** Opening Supplied entries block **

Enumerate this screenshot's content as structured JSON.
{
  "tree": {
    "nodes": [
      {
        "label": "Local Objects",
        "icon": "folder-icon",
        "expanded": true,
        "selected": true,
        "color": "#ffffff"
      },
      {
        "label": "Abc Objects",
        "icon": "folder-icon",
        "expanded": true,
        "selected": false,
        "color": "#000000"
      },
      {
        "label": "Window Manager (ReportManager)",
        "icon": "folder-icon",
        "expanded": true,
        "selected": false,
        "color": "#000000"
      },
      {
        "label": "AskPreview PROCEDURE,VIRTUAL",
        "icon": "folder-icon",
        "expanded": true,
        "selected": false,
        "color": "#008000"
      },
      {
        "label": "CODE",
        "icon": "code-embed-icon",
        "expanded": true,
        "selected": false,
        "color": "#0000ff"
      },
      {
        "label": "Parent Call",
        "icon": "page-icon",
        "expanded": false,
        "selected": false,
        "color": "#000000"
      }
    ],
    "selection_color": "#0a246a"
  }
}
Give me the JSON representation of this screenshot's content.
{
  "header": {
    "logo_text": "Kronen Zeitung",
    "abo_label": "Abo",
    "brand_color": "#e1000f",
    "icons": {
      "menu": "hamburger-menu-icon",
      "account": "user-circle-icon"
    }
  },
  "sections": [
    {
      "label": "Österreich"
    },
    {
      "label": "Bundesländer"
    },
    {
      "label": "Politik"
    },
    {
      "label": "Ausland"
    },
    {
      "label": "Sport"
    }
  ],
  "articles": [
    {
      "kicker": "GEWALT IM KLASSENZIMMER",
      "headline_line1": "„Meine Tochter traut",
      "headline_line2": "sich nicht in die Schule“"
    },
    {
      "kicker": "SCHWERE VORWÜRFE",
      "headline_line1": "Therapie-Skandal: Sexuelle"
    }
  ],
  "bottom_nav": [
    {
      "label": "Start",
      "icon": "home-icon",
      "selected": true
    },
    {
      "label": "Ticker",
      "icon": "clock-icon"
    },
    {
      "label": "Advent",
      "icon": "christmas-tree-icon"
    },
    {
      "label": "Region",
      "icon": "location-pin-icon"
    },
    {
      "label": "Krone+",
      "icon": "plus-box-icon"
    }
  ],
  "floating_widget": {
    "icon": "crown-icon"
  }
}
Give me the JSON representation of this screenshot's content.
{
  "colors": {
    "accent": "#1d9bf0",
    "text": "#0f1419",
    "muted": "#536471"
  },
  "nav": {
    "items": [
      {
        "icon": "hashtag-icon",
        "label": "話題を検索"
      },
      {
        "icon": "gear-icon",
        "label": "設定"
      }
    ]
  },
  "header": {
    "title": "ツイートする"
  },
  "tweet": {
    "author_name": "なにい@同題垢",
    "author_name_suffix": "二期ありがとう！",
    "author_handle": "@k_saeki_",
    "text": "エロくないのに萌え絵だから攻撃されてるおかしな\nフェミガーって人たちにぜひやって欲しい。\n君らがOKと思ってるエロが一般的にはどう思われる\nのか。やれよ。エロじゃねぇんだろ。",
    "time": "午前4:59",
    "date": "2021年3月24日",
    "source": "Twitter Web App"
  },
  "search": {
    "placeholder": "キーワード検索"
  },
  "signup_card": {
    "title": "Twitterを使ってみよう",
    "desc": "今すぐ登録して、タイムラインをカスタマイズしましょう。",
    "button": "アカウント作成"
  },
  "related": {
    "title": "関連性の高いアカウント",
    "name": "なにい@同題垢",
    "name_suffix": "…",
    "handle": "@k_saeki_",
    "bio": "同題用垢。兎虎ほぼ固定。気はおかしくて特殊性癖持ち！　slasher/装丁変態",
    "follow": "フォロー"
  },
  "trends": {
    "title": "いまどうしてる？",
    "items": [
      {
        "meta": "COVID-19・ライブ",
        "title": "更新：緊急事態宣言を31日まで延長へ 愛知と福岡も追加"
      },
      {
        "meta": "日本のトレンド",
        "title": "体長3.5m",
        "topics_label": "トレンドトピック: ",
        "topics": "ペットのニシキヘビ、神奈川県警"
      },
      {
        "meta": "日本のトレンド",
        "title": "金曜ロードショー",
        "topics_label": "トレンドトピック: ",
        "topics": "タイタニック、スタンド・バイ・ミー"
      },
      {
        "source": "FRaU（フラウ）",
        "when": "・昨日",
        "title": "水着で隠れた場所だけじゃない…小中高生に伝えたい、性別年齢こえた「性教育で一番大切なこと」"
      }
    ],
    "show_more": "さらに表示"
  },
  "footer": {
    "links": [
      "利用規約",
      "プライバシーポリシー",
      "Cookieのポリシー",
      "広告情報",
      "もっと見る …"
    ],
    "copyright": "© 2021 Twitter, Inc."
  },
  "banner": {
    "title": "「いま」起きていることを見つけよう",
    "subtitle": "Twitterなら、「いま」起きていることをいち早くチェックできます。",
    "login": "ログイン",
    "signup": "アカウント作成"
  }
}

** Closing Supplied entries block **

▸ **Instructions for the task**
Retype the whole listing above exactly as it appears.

▸ **Task output**
Enumerate this screenshot's content as structured JSON.
{
  "tree": {
    "nodes": [
      {
        "label": "Local Objects",
        "icon": "folder-icon",
        "expanded": true,
        "selected": true,
        "color": "#ffffff"
      },
      {
        "label": "Abc Objects",
        "icon": "folder-icon",
        "expanded": true,
        "selected": false,
        "color": "#000000"
      },
      {
        "label": "Window Manager (ReportManager)",
        "icon": "folder-icon",
        "expanded": true,
        "selected": false,
        "color": "#000000"
      },
      {
        "label": "AskPreview PROCEDURE,VIRTUAL",
        "icon": "folder-icon",
        "expanded": true,
        "selected": false,
        "color": "#008000"
      },
      {
        "label": "CODE",
        "icon": "code-embed-icon",
        "expanded": true,
        "selected": false,
        "color": "#0000ff"
      },
      {
        "label": "Parent Call",
        "icon": "page-icon",
        "expanded": false,
        "selected": false,
        "color": "#000000"
      }
    ],
    "selection_color": "#0a246a"
  }
}
Give me the JSON representation of this screenshot's content.
{
  "header": {
    "logo_text": "Kronen Zeitung",
    "abo_label": "Abo",
    "brand_color": "#e1000f",
    "icons": {
      "menu": "hamburger-menu-icon",
      "account": "user-circle-icon"
    }
  },
  "sections": [
    {
      "label": "Österreich"
    },
    {
      "label": "Bundesländer"
    },
    {
      "label": "Politik"
    },
    {
      "label": "Ausland"
    },
    {
      "label": "Sport"
    }
  ],
  "articles": [
    {
      "kicker": "GEWALT IM KLASSENZIMMER",
      "headline_line1": "„Meine Tochter traut",
      "headline_line2": "sich nicht in die Schule“"
    },
    {
      "kicker": "SCHWERE VORWÜRFE",
      "headline_line1": "Therapie-Skandal: Sexuelle"
    }
  ],
  "bottom_nav": [
    {
      "label": "Start",
      "icon": "home-icon",
      "selected": true
    },
    {
      "label": "Ticker",
      "icon": "clock-icon"
    },
    {
      "label": "Advent",
      "icon": "christmas-tree-icon"
    },
    {
      "label": "Region",
      "icon": "location-pin-icon"
    },
    {
      "label": "Krone+",
      "icon": "plus-box-icon"
    }
  ],
  "floating_widget": {
    "icon": "crown-icon"
  }
}
Give me the JSON representation of this screenshot's content.
{
  "colors": {
    "accent": "#1d9bf0",
    "text": "#0f1419",
    "muted": "#536471"
  },
  "nav": {
    "items": [
      {
        "icon": "hashtag-icon",
        "label": "話題を検索"
      },
      {
        "icon": "gear-icon",
        "label": "設定"
      }
    ]
  },
  "header": {
    "title": "ツイートする"
  },
  "tweet": {
    "author_name": "なにい@同題垢",
    "author_name_suffix": "二期ありがとう！",
    "author_handle": "@k_saeki_",
    "text": "エロくないのに萌え絵だから攻撃されてるおかしな\nフェミガーって人たちにぜひやって欲しい。\n君らがOKと思ってるエロが一般的にはどう思われる\nのか。やれよ。エロじゃねぇんだろ。",
    "time": "午前4:59",
    "date": "2021年3月24日",
    "source": "Twitter Web App"
  },
  "search": {
    "placeholder": "キーワード検索"
  },
  "signup_card": {
    "title": "Twitterを使ってみよう",
    "desc": "今すぐ登録して、タイムラインをカスタマイズしましょう。",
    "button": "アカウント作成"
  },
  "related": {
    "title": "関連性の高いアカウント",
    "name": "なにい@同題垢",
    "name_suffix": "…",
    "handle": "@k_saeki_",
    "bio": "同題用垢。兎虎ほぼ固定。気はおかしくて特殊性癖持ち！　slasher/装丁変態",
    "follow": "フォロー"
  },
  "trends": {
    "title": "いまどうしてる？",
    "items": [
      {
        "meta": "COVID-19・ライブ",
        "title": "更新：緊急事態宣言を31日まで延長へ 愛知と福岡も追加"
      },
      {
        "meta": "日本のトレンド",
        "title": "体長3.5m",
        "topics_label": "トレンドトピック: ",
        "topics": "ペットのニシキヘビ、神奈川県警"
      },
      {
        "meta": "日本のトレンド",
        "title": "金曜ロードショー",
        "topics_label": "トレンドトピック: ",
        "topics": "タイタニック、スタンド・バイ・ミー"
      },
      {
        "source": "FRaU（フラウ）",
        "when": "・昨日",
        "title": "水着で隠れた場所だけじゃない…小中高生に伝えたい、性別年齢こえた「性教育で一番大切なこと」"
      }
    ],
    "show_more": "さらに表示"
  },
  "footer": {
    "links": [
      "利用規約",
      "プライバシーポリシー",
      "Cookieのポリシー",
      "広告情報",
      "もっと見る …"
    ],
    "copyright": "© 2021 Twitter, Inc."
  },
  "banner": {
    "title": "「いま」起きていることを見つけよう",
    "subtitle": "Twitterなら、「いま」起きていることをいち早くチェックできます。",
    "login": "ログイン",
    "signup": "アカウント作成"
  }
}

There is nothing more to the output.